Information Quality

Buyers want to feel like they are informed about the business. They will already be nervous about making the purchase so the more information you can give them the better. You should also make sure the information is easy to understand and accurate. They need to be able to verify any financial information you give them and see records and documents that back it up. If a buyer can tell that the business has been growing over the years, they are not only more likely to buy the business, but even offer up an amount that is above the asking price.  Neumann adds,

“A particular challenge for buyers and sellers is to distinguish between deal value and deal structure. I have witnessed numerous scenarios in which the buyer reduces the deal value just because there might be a high customer concentration. However, such concentration should be reflected in the deal structure—for example, the deal can be paid as an earn-out. This essentially means mitigating the risk that customers will leave. The seller must have a qualified M&A advisor to ensure the correct treatment of such intricate components.”

What If The Business Is Failing?
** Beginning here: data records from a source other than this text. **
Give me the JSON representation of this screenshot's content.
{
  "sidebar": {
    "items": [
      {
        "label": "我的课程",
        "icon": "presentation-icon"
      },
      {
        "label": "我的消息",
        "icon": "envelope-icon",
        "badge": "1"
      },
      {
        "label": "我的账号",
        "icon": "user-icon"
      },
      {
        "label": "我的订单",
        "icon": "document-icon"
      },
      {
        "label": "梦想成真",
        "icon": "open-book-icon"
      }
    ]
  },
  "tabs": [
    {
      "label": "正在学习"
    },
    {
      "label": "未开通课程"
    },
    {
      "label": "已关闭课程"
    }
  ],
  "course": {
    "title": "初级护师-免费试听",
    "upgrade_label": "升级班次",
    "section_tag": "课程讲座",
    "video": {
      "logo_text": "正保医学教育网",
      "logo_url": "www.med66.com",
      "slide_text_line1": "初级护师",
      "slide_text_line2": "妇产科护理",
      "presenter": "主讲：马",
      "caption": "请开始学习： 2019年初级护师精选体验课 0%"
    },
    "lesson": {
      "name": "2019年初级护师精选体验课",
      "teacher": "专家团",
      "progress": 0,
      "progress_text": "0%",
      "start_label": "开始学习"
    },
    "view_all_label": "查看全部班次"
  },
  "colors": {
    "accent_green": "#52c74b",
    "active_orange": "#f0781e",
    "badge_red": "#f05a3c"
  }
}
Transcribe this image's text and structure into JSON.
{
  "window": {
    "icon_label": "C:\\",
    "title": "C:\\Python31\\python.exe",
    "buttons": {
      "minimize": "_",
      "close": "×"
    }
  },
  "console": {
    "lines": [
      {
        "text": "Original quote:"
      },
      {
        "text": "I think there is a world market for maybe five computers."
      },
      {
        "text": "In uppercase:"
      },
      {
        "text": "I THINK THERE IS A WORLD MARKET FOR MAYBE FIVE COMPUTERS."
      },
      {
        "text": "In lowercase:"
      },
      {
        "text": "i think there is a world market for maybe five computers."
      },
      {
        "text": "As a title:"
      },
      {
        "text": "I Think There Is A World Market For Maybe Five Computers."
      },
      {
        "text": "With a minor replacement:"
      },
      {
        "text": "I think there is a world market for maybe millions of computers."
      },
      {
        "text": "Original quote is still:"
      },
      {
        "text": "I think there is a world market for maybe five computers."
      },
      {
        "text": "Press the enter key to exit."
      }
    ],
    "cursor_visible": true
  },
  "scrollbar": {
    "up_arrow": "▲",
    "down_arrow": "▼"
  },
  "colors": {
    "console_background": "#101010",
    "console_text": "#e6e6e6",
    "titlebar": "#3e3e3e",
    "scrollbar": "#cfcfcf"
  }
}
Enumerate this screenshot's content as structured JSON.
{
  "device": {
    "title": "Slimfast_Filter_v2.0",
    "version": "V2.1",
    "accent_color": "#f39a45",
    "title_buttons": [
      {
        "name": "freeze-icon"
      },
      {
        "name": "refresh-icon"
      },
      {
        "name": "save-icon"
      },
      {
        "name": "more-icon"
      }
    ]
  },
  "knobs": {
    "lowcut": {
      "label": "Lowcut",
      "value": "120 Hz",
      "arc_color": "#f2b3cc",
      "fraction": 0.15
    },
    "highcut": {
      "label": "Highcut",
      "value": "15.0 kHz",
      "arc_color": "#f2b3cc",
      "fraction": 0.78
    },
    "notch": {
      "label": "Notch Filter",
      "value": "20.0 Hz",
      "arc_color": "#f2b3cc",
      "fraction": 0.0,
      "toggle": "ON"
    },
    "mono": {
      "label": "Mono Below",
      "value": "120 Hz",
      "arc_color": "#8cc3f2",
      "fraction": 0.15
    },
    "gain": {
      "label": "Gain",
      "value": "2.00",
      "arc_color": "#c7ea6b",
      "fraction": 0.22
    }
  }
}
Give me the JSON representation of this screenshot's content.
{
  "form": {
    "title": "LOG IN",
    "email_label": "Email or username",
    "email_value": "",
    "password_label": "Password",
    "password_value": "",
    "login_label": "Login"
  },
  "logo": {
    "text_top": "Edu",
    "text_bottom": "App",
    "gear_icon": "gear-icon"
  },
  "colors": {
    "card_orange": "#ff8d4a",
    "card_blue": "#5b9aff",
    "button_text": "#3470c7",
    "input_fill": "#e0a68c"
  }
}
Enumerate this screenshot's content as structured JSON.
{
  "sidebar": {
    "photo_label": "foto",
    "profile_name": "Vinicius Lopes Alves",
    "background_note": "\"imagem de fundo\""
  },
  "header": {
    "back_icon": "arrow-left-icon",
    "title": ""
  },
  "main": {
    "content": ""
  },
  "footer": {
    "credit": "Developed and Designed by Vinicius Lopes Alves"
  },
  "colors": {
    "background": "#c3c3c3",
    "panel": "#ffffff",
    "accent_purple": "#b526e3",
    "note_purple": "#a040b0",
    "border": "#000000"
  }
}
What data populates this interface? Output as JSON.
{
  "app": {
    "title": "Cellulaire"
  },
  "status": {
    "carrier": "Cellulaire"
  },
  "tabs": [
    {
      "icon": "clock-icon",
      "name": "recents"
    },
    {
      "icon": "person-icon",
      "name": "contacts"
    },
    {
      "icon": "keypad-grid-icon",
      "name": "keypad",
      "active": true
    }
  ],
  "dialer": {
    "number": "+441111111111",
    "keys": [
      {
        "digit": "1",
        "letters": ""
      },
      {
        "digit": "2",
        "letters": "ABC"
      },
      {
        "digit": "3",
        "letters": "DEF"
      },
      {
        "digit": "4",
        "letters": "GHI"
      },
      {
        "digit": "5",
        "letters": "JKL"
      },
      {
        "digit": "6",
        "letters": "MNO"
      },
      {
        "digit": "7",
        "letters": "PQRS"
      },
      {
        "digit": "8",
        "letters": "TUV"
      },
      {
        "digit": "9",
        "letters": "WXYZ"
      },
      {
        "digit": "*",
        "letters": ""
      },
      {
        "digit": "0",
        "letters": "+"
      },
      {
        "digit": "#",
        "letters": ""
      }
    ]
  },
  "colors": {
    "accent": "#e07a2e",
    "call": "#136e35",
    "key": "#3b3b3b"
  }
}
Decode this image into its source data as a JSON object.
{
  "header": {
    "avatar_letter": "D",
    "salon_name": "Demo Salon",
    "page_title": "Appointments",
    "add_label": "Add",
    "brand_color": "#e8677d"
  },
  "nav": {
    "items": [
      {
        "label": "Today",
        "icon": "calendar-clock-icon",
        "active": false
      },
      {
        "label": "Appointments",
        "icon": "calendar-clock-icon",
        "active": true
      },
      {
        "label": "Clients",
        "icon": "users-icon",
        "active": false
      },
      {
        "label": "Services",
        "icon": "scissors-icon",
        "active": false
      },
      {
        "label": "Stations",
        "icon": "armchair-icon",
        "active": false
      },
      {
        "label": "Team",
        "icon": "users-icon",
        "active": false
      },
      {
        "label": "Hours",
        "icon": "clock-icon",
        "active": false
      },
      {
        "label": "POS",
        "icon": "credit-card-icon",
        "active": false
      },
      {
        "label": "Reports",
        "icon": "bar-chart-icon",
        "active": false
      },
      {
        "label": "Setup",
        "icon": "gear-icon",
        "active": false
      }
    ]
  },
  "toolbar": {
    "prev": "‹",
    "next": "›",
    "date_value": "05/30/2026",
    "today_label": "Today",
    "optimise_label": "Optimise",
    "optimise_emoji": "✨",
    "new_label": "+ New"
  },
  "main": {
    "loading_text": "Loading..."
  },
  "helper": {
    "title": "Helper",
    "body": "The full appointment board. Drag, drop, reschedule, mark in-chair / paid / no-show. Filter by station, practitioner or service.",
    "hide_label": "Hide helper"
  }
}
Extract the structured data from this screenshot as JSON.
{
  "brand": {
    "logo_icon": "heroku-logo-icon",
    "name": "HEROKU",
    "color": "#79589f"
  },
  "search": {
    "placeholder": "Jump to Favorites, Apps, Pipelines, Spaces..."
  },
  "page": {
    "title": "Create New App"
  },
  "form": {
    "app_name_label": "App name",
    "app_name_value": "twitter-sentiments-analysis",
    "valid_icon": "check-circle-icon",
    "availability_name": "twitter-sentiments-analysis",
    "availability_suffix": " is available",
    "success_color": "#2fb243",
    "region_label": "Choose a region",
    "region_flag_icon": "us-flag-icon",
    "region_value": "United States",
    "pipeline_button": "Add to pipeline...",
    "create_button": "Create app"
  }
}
Most investors or buyers aren’t going to be interested in a business that won’t make them money. If a business is failing, there is probably a good reason for it and really no future for it. The only way to sell a business that is losing money is to have a plan that shows how the company will become successful. This isn’t an easy task for the seller and can take some time. If you want to sell your business, you will put in the work to make it appealing to investors and buyers by showing them it can be turned around.